#### Exercise data
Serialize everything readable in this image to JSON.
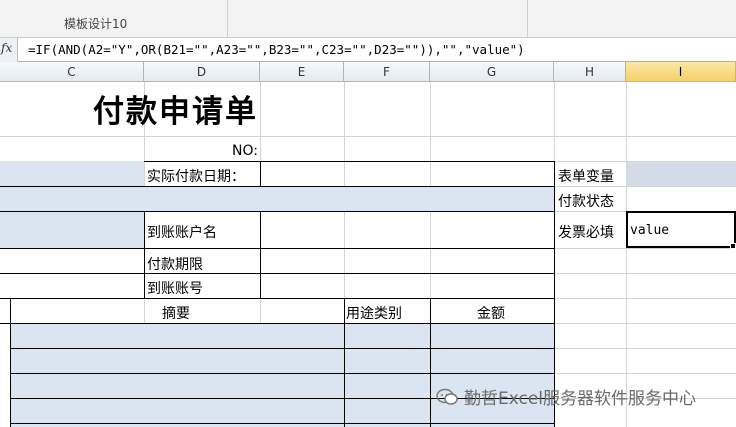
{
  "ribbon": {
    "label": "模板设计10"
  },
  "formula_bar": {
    "fx": "fx",
    "formula": "=IF(AND(A2=\"Y\",OR(B21=\"\",A23=\"\",B23=\"\",C23=\"\",D23=\"\")),\"\",\"value\")"
  },
  "columns": [
    "C",
    "D",
    "E",
    "F",
    "G",
    "H",
    "I"
  ],
  "sheet": {
    "title": "付款申请单",
    "no_label": "NO:",
    "actual_pay_date": "实际付款日期：",
    "account_name": "到账账户名",
    "pay_term": "付款期限",
    "account_no": "到账账号",
    "summary_header": "摘要",
    "category_header": "用途类别",
    "amount_header": "金额",
    "form_var": "表单变量",
    "pay_status": "付款状态",
    "invoice_required": "发票必填",
    "selected_value": "value"
  },
  "watermark": {
    "text": "勤哲Excel服务器软件服务中心"
  },
  "colors": {
    "fill": "#dbe5f1",
    "selected_header": "#f6d16a"
  }
}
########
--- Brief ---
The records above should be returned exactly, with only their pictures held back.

--- Answer section ---
Serialize everything readable in this image to JSON.
{
  "ribbon": {
    "label": "模板设计10"
  },
  "formula_bar": {
    "fx": "fx",
    "formula": "=IF(AND(A2=\"Y\",OR(B21=\"\",A23=\"\",B23=\"\",C23=\"\",D23=\"\")),\"\",\"value\")"
  },
  "columns": [
    "C",
    "D",
    "E",
    "F",
    "G",
    "H",
    "I"
  ],
  "sheet": {
    "title": "付款申请单",
    "no_label": "NO:",
    "actual_pay_date": "实际付款日期：",
    "account_name": "到账账户名",
    "pay_term": "付款期限",
    "account_no": "到账账号",
    "summary_header": "摘要",
    "category_header": "用途类别",
    "amount_header": "金额",
    "form_var": "表单变量",
    "pay_status": "付款状态",
    "invoice_required": "发票必填",
    "selected_value": "value"
  },
  "watermark": {
    "text": "勤哲Excel服务器软件服务中心"
  },
  "colors": {
    "fill": "#dbe5f1",
    "selected_header": "#f6d16a"
  }
}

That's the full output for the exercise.